Soft sandy beaches draw surfers to the strong waves and sun lovers to lounge along the shore.
There are numerous hotels to fit most any budget. 20 minutes away from Canoa is Rio Muchacho, an organic farm and eco-lodge that also offers courses in agrocology and permaculture.
If you pass through Canoa make sure to have breakfast at the Coco Loco or try the great burgers at the Surf Shak. Vegetarians should head for Addicto Surf. This is an easy way to start making friends at the beach!
Bahia de Caraquez is a charming beach city located on a peninsula alongside the river Chone. Despite its high density of homes, condos, apartment buildings and hotels, Bahia is a clean, quiet city.
Another reason for the peacefulness of the city is that many of the houses are vacation homes that are vacant much of the year until the high season from January to April rolls around. Then the city is filled to capacity.
Beaches have suffered greatly from erosion and pollution. One is quite small, sometimes underwater at high tide.
The usual activities are available. Although the surfing is not that good, sailing is.
Growth in Bahia was stalled for several years due to its location far from Quito and Guayaquil. However, infrastructure development has greatly increased growth in this area.
A long bridge completed across the river in 2011 has replaced the old ferry, and new highways all up and down the coast have made the city even better and more alive. A few years ago, many of the condos were vacant. Now it is difficult to find a condo for sale.
Bahia suffered a strong earthquake in 1998 and some of the city was destroyed. But in 1999, Bahia declared itself an “Eco-City” initiating plans to recycle most of the city’s waste and to turn itself into a green city.
Out of the rubble of the earthquake, a new and vibrant city is emerging. What started as a small port city is transforming itself into one of the most pleasant cities on Ecuador’s coast.
Here's a blog post with more personal photos of Bahia de Caraquez and the local scene.
We recommend hotel La Piedra located along the waterfront. For food we highly recommend the restaurant at Puerto Amistad. This is a yacht club, so if you get hungry in Bahia, just look for the sailboats.
Twenty-four kilometers south of Bahia is San Clemente and San Jacinto, two communities with a 12km stretch of sandy beach. This area is much more populated than the beaches north of Bahia and offers limited creature comforts.
The town is not well developed but the beach and views are outstanding. If you are planning to buy real estate in San Clemente make sure to visit first.
San Clemente is home to Palm Azul, a beach development with a hotel, pool and condos.
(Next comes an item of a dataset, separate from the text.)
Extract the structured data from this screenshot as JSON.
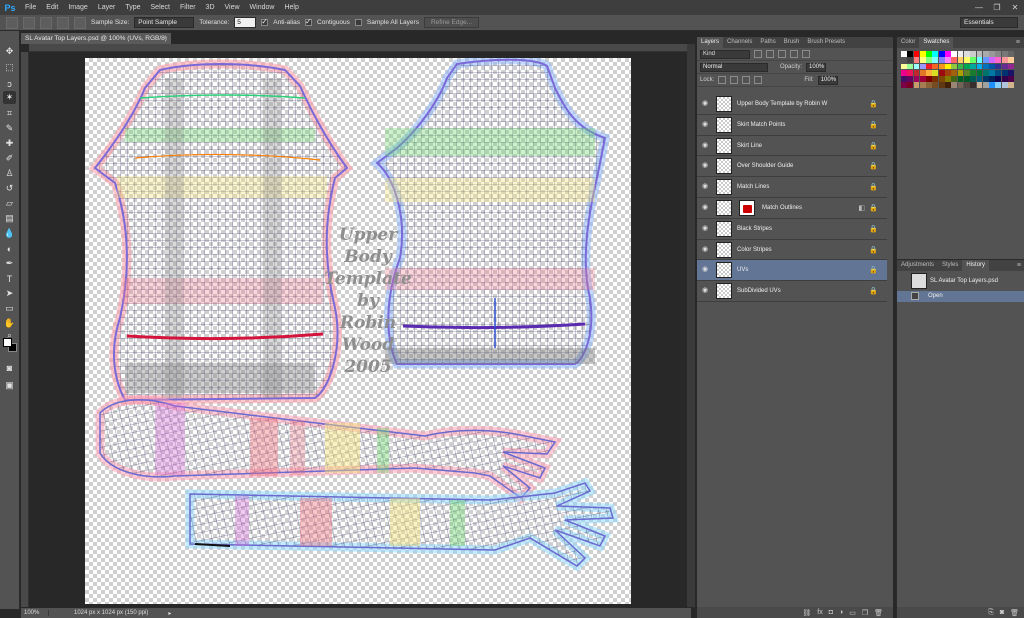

Manta is an important shipping and industrial center with a deep-water port, a large airport being transformed into an international air cargo center, hotels, restaurants, and shopping centers with everything you could need. Manta’s cultural and tourism offerings are limited and the beach is average.
Many Ecuador residents, including expats, are finding that two homes in Ecuador serve as a nice variation, migrating to the highlands as the seasonal weather on the coast get hot.
The views are spectacular and if views are your thing you may be happy with Manta. The coast south of Manta is rugged with cliffs and several homes are available with beautiful views. Your Ecuador beach selection highly depends on individual requirements.
This bustling port city of about 250,000 people has good shopping, great restaurants, shopping malls and lots of real estate to choose from, including many condos for expats.
Rio Manta flows through the city. A malecon or sea wall with many tourist shops and restaurants edges the upscale northern beach area of Playa Murcielago. Here you can swim, surf, wind surf and fish.
Playa Urbana Los Esteros is a much less crowded beach. Playa Tarqui in the south has a bustling restaurant trade and fishermen sell their catches to the delight of tourists.
There have been some reports that beaches are not always safe and robberies of tourists have taken place, but you'll need to check this out for yourself.